I’m tucking our younger son into bed and he’s grinning up at me.
“Mama,” he says. “I want you to call me” and he says his Chinese nickname. “Because that was my name first.”
“OK,” I say.
As I tuck him in, I think back to the woman I was six or seven years ago—before we adopted our children. I wonder whether that version of myself might have balked at the idea that our sons might one day ask us to call them by their Chinese names.
A younger me might have worried about what that said about my role as his mother, and our bond as a family.
A less-secure me might have worried that one day our children would want to track down their biological roots.
A me who hadn’t become a mother yet might not have fully appreciated the value of our children’s lives and stories before meeting us.
Thanks to all the pre-adoptive training we received and all the prayer and conversation John and I went through prior to meeting our children, I was prepared. But something happens when you actually meet your children and consider their individual, personal stories in a new way. You realize just how much their stories are to be treasured, valued, and protected. You come to understand just how important those stories are to them—and how much they will become part of your family’s story.
There’s a reason we guard those stories so closely.
I never considered how at peace I was with our role as our children’s second and forever parents until the day our older son used the term “my real mother” to refer to his biological birth mother.
He wasn’t belittling my role or trying to hurt my feelings. He was using the words he had available to him to make sense of a situation that can be difficult to get your mind around. As I searched my mind for an answer, I was cheering inside that he had found the words to ask the question. He trusted me. He believed in me. He sought me out for help.
In that moment, a woman on the other side of the world was his real mother—and so was I.
Tonight as our little boy asks me to call him by a name he doesn’t remember hearing as a toddler in China, I feel nothing but gratitude and pride.
He is hearing and absorbing his story. He’s making it his own.

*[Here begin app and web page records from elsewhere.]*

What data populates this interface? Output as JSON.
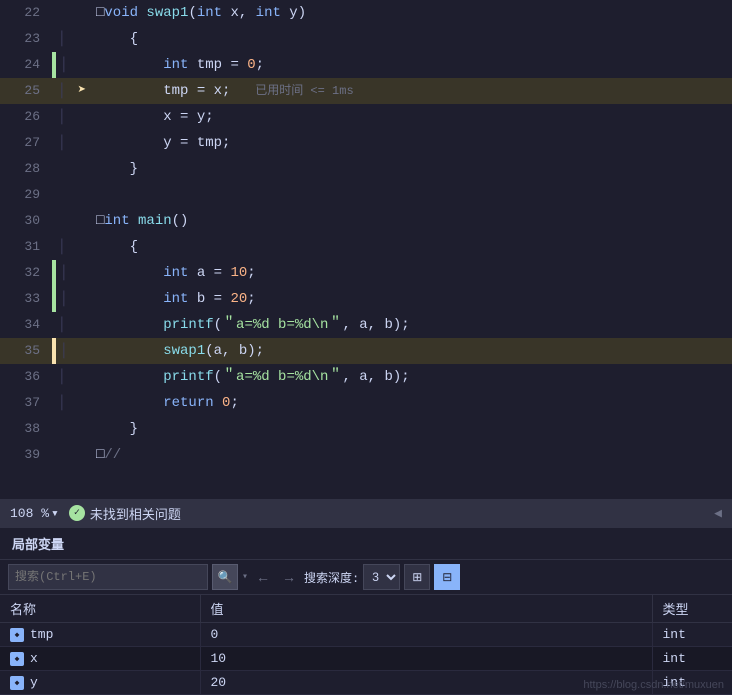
{
  "editor": {
    "lines": [
      {
        "num": 22,
        "fold": "⊟",
        "bar": "none",
        "arrow": false,
        "tokens": [
          {
            "t": "fold",
            "v": "⊟"
          },
          {
            "t": "kw",
            "v": "void"
          },
          {
            "t": "punc",
            "v": " "
          },
          {
            "t": "fn",
            "v": "swap1"
          },
          {
            "t": "punc",
            "v": "("
          },
          {
            "t": "type",
            "v": "int"
          },
          {
            "t": "punc",
            "v": " x, "
          },
          {
            "t": "type",
            "v": "int"
          },
          {
            "t": "punc",
            "v": " y)"
          }
        ],
        "raw": "⊟void swap1(int x, int y)"
      },
      {
        "num": 23,
        "bar": "none",
        "arrow": false,
        "raw": "    {"
      },
      {
        "num": 24,
        "bar": "green",
        "arrow": false,
        "raw": "        int tmp = 0;"
      },
      {
        "num": 25,
        "bar": "none",
        "arrow": true,
        "raw": "        tmp = x;",
        "hint": "已用时间 <= 1ms"
      },
      {
        "num": 26,
        "bar": "none",
        "arrow": false,
        "raw": "        x = y;"
      },
      {
        "num": 27,
        "bar": "none",
        "arrow": false,
        "raw": "        y = tmp;"
      },
      {
        "num": 28,
        "bar": "none",
        "arrow": false,
        "raw": "    }"
      },
      {
        "num": 29,
        "bar": "yellow",
        "arrow": false,
        "raw": ""
      },
      {
        "num": 30,
        "bar": "none",
        "arrow": false,
        "raw": "⊟int main()"
      },
      {
        "num": 31,
        "bar": "none",
        "arrow": false,
        "raw": "    {"
      },
      {
        "num": 32,
        "bar": "green",
        "arrow": false,
        "raw": "        int a = 10;"
      },
      {
        "num": 33,
        "bar": "green",
        "arrow": false,
        "raw": "        int b = 20;"
      },
      {
        "num": 34,
        "bar": "none",
        "arrow": false,
        "raw": "        printf(＂a=%d b=%d\\n＂, a, b);"
      },
      {
        "num": 35,
        "bar": "yellow",
        "arrow": false,
        "raw": "        swap1(a, b);"
      },
      {
        "num": 36,
        "bar": "none",
        "arrow": false,
        "raw": "        printf(＂a=%d b=%d\\n＂, a, b);"
      },
      {
        "num": 37,
        "bar": "none",
        "arrow": false,
        "raw": "        return 0;"
      },
      {
        "num": 38,
        "bar": "none",
        "arrow": false,
        "raw": "    }"
      },
      {
        "num": 39,
        "bar": "none",
        "arrow": false,
        "raw": "⊟//"
      }
    ]
  },
  "statusBar": {
    "zoom": "108 %",
    "zoomDropdown": "▾",
    "statusOk": "✓",
    "statusText": "未找到相关问题",
    "arrowRight": "◀"
  },
  "locals": {
    "header": "局部变量",
    "searchPlaceholder": "搜索(Ctrl+E)",
    "searchIcon": "🔍",
    "depthLabel": "搜索深度:",
    "depthValue": "3",
    "navBack": "←",
    "navForward": "→",
    "tableHeaders": [
      "名称",
      "值",
      "类型"
    ],
    "rows": [
      {
        "name": "tmp",
        "value": "0",
        "type": "int",
        "isZero": true
      },
      {
        "name": "x",
        "value": "10",
        "type": "int",
        "isZero": false
      },
      {
        "name": "y",
        "value": "20",
        "type": "int",
        "isZero": false
      }
    ],
    "watermark": "https://blog.csdn.net/muxuen"
  }
}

And he knows we love him and his heritage and his story that predates our family’s.
As I turn out the light, I think of the people on the other side of the world who love him.
I kiss our son’s smiling face, smile back, and say, “Good night.” And I use his Chinese name.